Mediha knows of other Yazidi girls in the prison camp who, like her, have kept their mouths shut about their background. Hadi Babasheik, the religious leader's brother and spokesman, has been able to locate a number of children: like six-year-old Dalia, who he found in the former IS stronghold of Sargat after a tip-off. "Dalia knew her real name was not Zeineb, and that she was a Yazidi." But many of the younger children will have forgotten both their name and their religion.
Like Mediha, Dalia was frightened about leaving when Babasheik found her. She feared she was finally being sold as a sex slave. And it is a fact that many women who were forced into that life and have since given birth to their captors' children now feel too ashamed to return home.
Quest to find Yazidis continues
This is why activist Mirza Dinaye tried to start searching for them in the IDP camps holding civilians from liberated IS towns. But even though he had a team ready, he could not get the special office for Yazidi Affairs, a department of the Kurdistan Ministry of Religion, to agree. That is because Yazidis offered to find missing children and women only in return for money, says the department's head, Kheiri Bozani. As a result, he is not allowing anyone not connected to his office to search. He also says that IS was able to move many of its victims out, since the army gave ample warning before embarking on the liberation of a town.
But Yazidis cannot wait for the authorities to sort out their internal conflicts and have no choice but to try and work around them. Like Hadi Babasheik, who uses the authority of his position as the religious leader's spokesman to travel to IDP camps and follow up on tips that reach him. He has found a number of women and children this way. But a new problem has arisen now that many families have returned to former IS cities like Talafar and Hawija, taking Yazidi women and kids with them.

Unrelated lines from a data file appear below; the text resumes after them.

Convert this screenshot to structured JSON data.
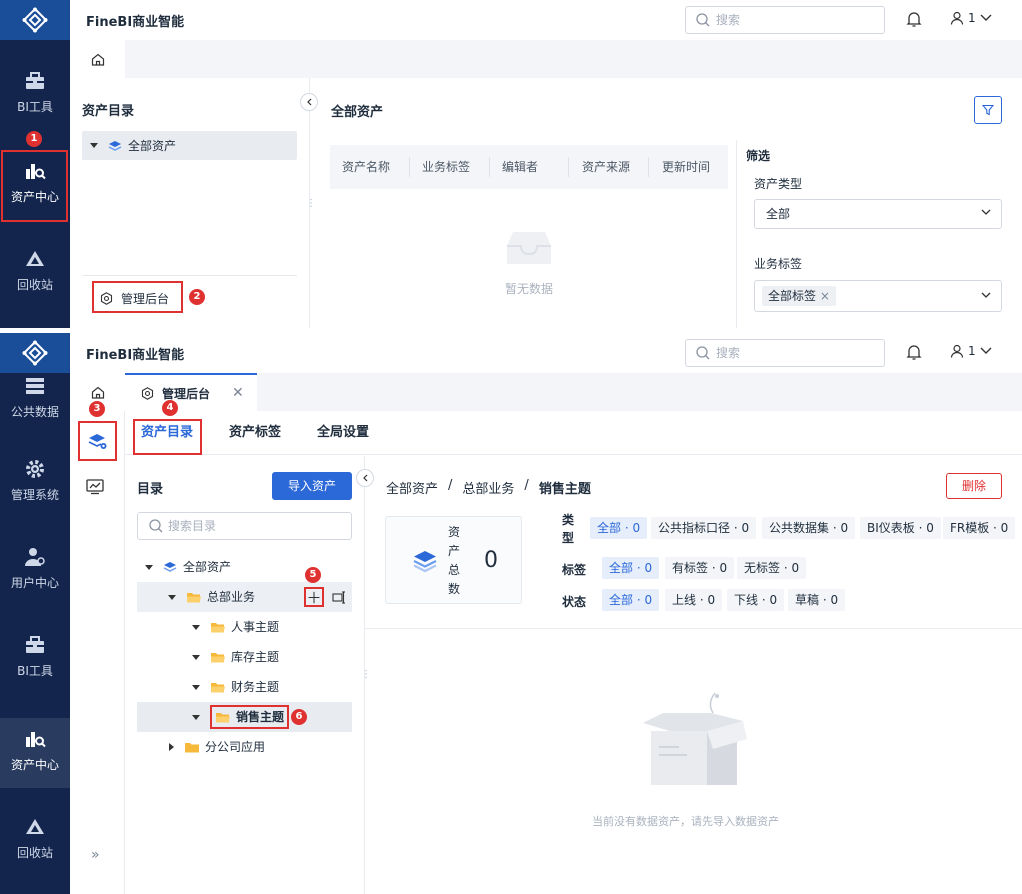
{
  "app": {
    "brand": "FineBI商业智能",
    "search_placeholder": "搜索",
    "user": "1"
  },
  "panel1": {
    "sidebar": [
      {
        "label": "BI工具"
      },
      {
        "label": "资产中心"
      },
      {
        "label": "回收站"
      }
    ],
    "left": {
      "title": "资产目录",
      "tree_root": "全部资产",
      "admin": "管理后台"
    },
    "main": {
      "title": "全部资产",
      "columns": [
        "资产名称",
        "业务标签",
        "编辑者",
        "资产来源",
        "更新时间"
      ],
      "empty": "暂无数据"
    },
    "filter": {
      "title": "筛选",
      "type_label": "资产类型",
      "type_value": "全部",
      "tag_label": "业务标签",
      "tag_chip": "全部标签"
    }
  },
  "panel2": {
    "sidebar": [
      {
        "label": "公共数据"
      },
      {
        "label": "管理系统"
      },
      {
        "label": "用户中心"
      },
      {
        "label": "BI工具"
      },
      {
        "label": "资产中心"
      },
      {
        "label": "回收站"
      }
    ],
    "tab_title": "管理后台",
    "subtabs": [
      "资产目录",
      "资产标签",
      "全局设置"
    ],
    "catalog": {
      "title": "目录",
      "import_button": "导入资产",
      "search_placeholder": "搜索目录",
      "tree": [
        "全部资产",
        "总部业务",
        "人事主题",
        "库存主题",
        "财务主题",
        "销售主题",
        "分公司应用"
      ]
    },
    "breadcrumb": [
      "全部资产",
      "总部业务",
      "销售主题"
    ],
    "delete_button": "删除",
    "stat": {
      "label": "资产总数",
      "value": "0"
    },
    "filters": {
      "type_label": "类型",
      "type": [
        "全部 · 0",
        "公共指标口径 · 0",
        "公共数据集 · 0",
        "BI仪表板 · 0",
        "FR模板 · 0"
      ],
      "tag_label": "标签",
      "tag": [
        "全部 · 0",
        "有标签 · 0",
        "无标签 · 0"
      ],
      "status_label": "状态",
      "status": [
        "全部 · 0",
        "上线 · 0",
        "下线 · 0",
        "草稿 · 0"
      ]
    },
    "empty": "当前没有数据资产，请先导入数据资产"
  },
  "badges": [
    "1",
    "2",
    "3",
    "4",
    "5",
    "6"
  ],
  "colors": {
    "sidebar": "#13254d",
    "logo": "#1b4e99",
    "accent": "#2b68d8",
    "danger": "#e03131"
  }
}
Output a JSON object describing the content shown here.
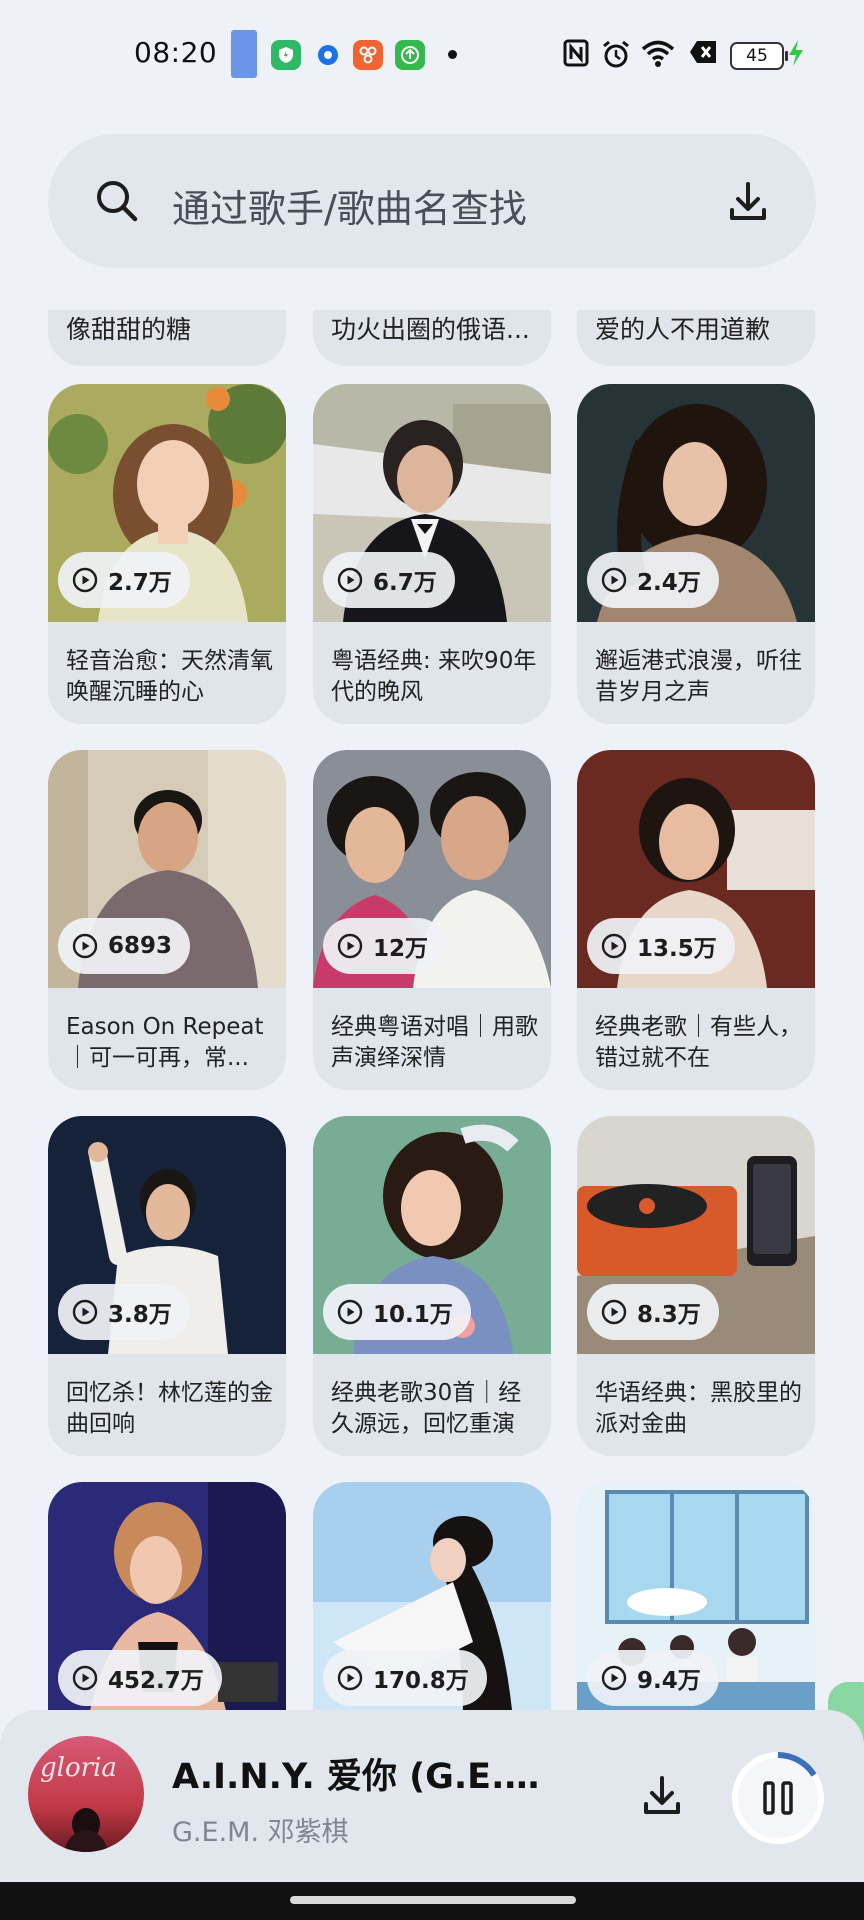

With European support and working closely with an Arab tribal leader, Babasheik has started a campaign to pay Arab families who come forward and report that they are hiding a Yazidi. "We go to the families and ask: who has a child that is Yazidi? And then we pay." Some Yazidis still know the names of fathers or other family members and can confirm their identity that way; others are subject to DNA testing.
The importance of his work is clear from Mediha's story, which shows that Yazidis may not have lost faith in being saved one day. "No, I didn't think I would be with them for the rest of my life," she says when asked. "Because they and their houses were so dirty!"